[What is expected] Go line by line through the data below, counting each one that has "cable", and give the final count only.

(Beginning of Given information)

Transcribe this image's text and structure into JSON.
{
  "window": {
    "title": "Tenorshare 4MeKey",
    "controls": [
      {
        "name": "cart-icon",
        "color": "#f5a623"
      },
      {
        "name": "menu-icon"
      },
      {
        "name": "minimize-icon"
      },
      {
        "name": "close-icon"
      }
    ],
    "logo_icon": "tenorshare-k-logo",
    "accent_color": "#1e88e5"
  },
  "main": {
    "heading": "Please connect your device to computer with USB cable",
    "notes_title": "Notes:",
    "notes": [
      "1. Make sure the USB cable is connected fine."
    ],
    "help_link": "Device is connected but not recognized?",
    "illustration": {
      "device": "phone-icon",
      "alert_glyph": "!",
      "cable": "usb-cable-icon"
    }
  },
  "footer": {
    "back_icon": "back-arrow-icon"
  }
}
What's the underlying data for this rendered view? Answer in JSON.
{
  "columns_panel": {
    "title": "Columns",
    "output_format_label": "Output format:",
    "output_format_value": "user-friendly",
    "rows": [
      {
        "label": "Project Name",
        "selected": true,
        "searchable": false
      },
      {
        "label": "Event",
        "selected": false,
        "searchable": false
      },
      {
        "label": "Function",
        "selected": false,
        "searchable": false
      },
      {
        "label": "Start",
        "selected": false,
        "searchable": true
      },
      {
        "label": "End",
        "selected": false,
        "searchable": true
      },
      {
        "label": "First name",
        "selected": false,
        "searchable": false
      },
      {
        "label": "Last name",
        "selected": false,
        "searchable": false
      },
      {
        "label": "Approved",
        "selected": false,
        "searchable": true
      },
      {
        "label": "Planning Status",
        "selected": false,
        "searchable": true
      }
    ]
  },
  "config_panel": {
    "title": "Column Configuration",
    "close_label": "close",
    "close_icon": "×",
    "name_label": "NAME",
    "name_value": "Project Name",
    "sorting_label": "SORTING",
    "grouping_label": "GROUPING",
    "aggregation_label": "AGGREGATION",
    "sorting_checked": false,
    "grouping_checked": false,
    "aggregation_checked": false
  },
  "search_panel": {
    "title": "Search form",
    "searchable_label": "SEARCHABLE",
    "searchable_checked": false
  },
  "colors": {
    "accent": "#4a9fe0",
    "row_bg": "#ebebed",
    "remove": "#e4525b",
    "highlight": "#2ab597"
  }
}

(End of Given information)

[Exercise result] 3